Nowadays, many cars have heated seats or heating steering wheels, which might offer a bit of relief when driving. But everyone’s different, so it’s worth seeing what works for you.  

Conserving energy and taking breaks

Planning on a big car journey soon? Driving can be tiring at the best of times, but we know it can be more challenging when dealing with fatigue

To tackle this, it can be helpful to pace yourself and plan breaks.  

Let’s say you’re planning a big drive on Saturday. On Friday, you might want to have a relaxing day, so you feel well-rested. Then, when you’re on the road, it might be worth taking a break and stopping at a service station to rest every so often.  

"I’ve got pain in my knee, so I get a sharp pain when driving. I have to limit the length of time I can drive."

Neil, 58, who lives with gout and osteoarthritis


Some people find that their pain levels increase when the weather is cold or damp. If this sounds like you, it might be worth getting a pair of gloves that are suitable for driving. 

Aids and adaptations

Many people with arthritis say that aids and adaptations make a real difference to their day-to-day lives. So much so, in a 2019 report, we found that more than half (60%) of people with arthritis used an aid or adaptation. 

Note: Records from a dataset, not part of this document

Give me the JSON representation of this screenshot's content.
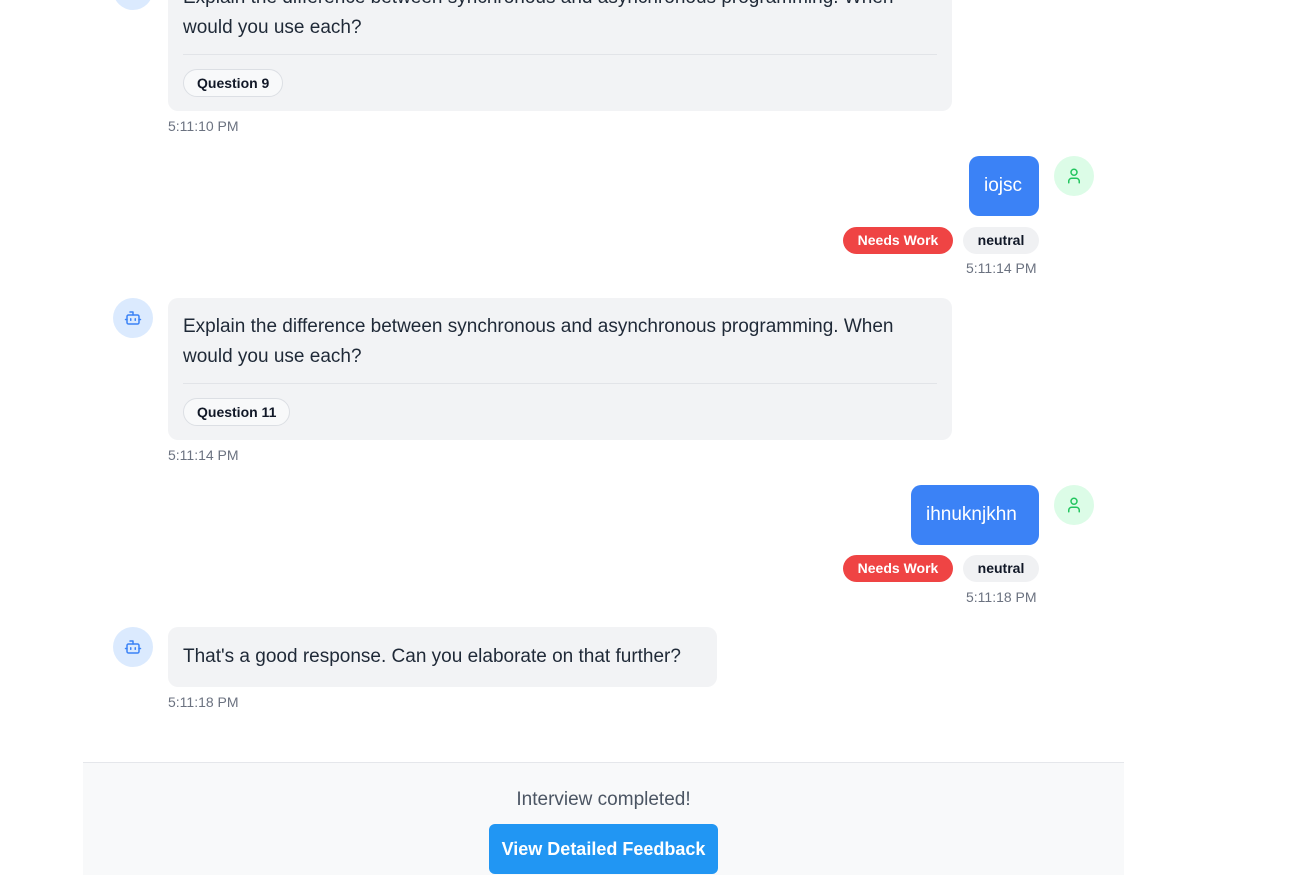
{
  "messages": [
    {
      "role": "bot",
      "text": "Explain the difference between synchronous and asynchronous programming. When would you use each?",
      "chip": "Question 9",
      "time": "5:11:10 PM"
    },
    {
      "role": "user",
      "text": "iojsc",
      "badges": [
        "Needs Work",
        "neutral"
      ],
      "time": "5:11:14 PM"
    },
    {
      "role": "bot",
      "text": "Explain the difference between synchronous and asynchronous programming. When would you use each?",
      "chip": "Question 11",
      "time": "5:11:14 PM"
    },
    {
      "role": "user",
      "text": "ihnuknjkhn",
      "badges": [
        "Needs Work",
        "neutral"
      ],
      "time": "5:11:18 PM"
    },
    {
      "role": "bot",
      "text": "That's a good response. Can you elaborate on that further?",
      "time": "5:11:18 PM"
    }
  ],
  "footer": {
    "status_text": "Interview completed!",
    "button_label": "View Detailed Feedback"
  },
  "icons": {
    "bot": "bot-icon",
    "user": "user-icon"
  },
  "colors": {
    "user_bubble": "#3b82f6",
    "needs_work_badge": "#ef4444",
    "primary_button": "#2196f3",
    "bot_avatar_bg": "#dbeafe",
    "user_avatar_bg": "#dcfce7"
  }
}
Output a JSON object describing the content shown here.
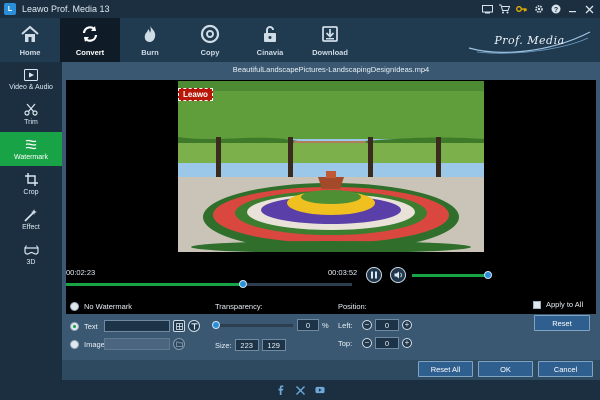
{
  "window": {
    "title": "Leawo Prof. Media 13",
    "controls": [
      "screen-icon",
      "cart-icon",
      "key-icon",
      "gear-icon",
      "help-icon",
      "minimize-icon",
      "close-icon"
    ]
  },
  "toolbar": {
    "tools": [
      {
        "label": "Home",
        "icon": "home-icon"
      },
      {
        "label": "Convert",
        "icon": "convert-icon",
        "active": true
      },
      {
        "label": "Burn",
        "icon": "burn-icon"
      },
      {
        "label": "Copy",
        "icon": "copy-icon"
      },
      {
        "label": "Cinavia",
        "icon": "cinavia-icon"
      },
      {
        "label": "Download",
        "icon": "download-icon"
      }
    ],
    "brand": "Prof. Media"
  },
  "sidebar": {
    "items": [
      {
        "label": "Video & Audio",
        "icon": "film-icon"
      },
      {
        "label": "Trim",
        "icon": "scissors-icon"
      },
      {
        "label": "Watermark",
        "icon": "watermark-icon",
        "active": true
      },
      {
        "label": "Crop",
        "icon": "crop-icon"
      },
      {
        "label": "Effect",
        "icon": "effect-icon"
      },
      {
        "label": "3D",
        "icon": "glasses-3d-icon"
      }
    ]
  },
  "player": {
    "file_name": "BeautifulLandscapePictures-LandscapingDesignIdeas.mp4",
    "watermark_text": "Leawo",
    "current_time": "00:02:23",
    "total_time": "00:03:52",
    "progress": 0.62,
    "volume": 1.0
  },
  "watermark": {
    "no_watermark_label": "No Watermark",
    "text_label": "Text",
    "image_label": "Image",
    "selected": "text",
    "transparency_label": "Transparency:",
    "transparency_value": "0",
    "transparency_unit": "%",
    "size_label": "Size:",
    "size_width": "223",
    "size_height": "129",
    "position_label": "Position:",
    "left_label": "Left:",
    "left_value": "0",
    "top_label": "Top:",
    "top_value": "0",
    "apply_all_label": "Apply to All",
    "reset_label": "Reset"
  },
  "actions": {
    "reset_all": "Reset All",
    "ok": "OK",
    "cancel": "Cancel"
  },
  "colors": {
    "accent_green": "#19a347",
    "accent_blue": "#2a8fd8",
    "panel": "#3a5871",
    "dark": "#1b2f40"
  }
}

Aids are gadgets or equipment that help you manage everyday tasks. There are some you can use to make driving a bit easier, such as power steering, special cushions or a steering ball.  

If you adapt your car to make driving easier, you should speak to the Driver and Vehicle Licensing Agency (DVLA).  

For more advice on driving and adaptations, it’s also worth chatting with Driving Mobility. They are UK-wide network of independent organisations that offer a range of mobility assessment services and advice. 

Find your nearest centre 

Ask for help  

If you’re struggling to get around, don’t be afraid to ask for help from your loved ones.  

For example, could you ask a friend or family member to give you a lift? Remember that you don’t have to face arthritis alone and that people will want to support you.  

Who can give me advice about driving with arthritis? 

Driving Mobility provide a range of mobility assessment services and advice, such as: 

  • Access assessments – cover techniques and adaptations to get in and out of a car. 
  • Driving assessments – which look at your ability to drive. The assessor can give advice on how to make driving easier and on gadgets which might help, for example steering aids or more complex adaptations. 
  • Tuition service for new or returning drivers – they can assess your needs and teach you how to drive in specially adapted vehicles if needed. 

You can use the Driving Mobility website to find your nearest centre. 

What does the law say about driving with arthritis? 

You only need to tell the DVLA about your arthritis if: 

  • It affects your ability to drive. 
  • You use special controls for driving. 

Any disabilities you disclose to the DVLA will also need to be disclosed to your car insurance provider. Although they shouldn’t charge you more unless they can prove your condition makes you a higher risk.  

We’re here for you  

If you need advice or support, remember you can: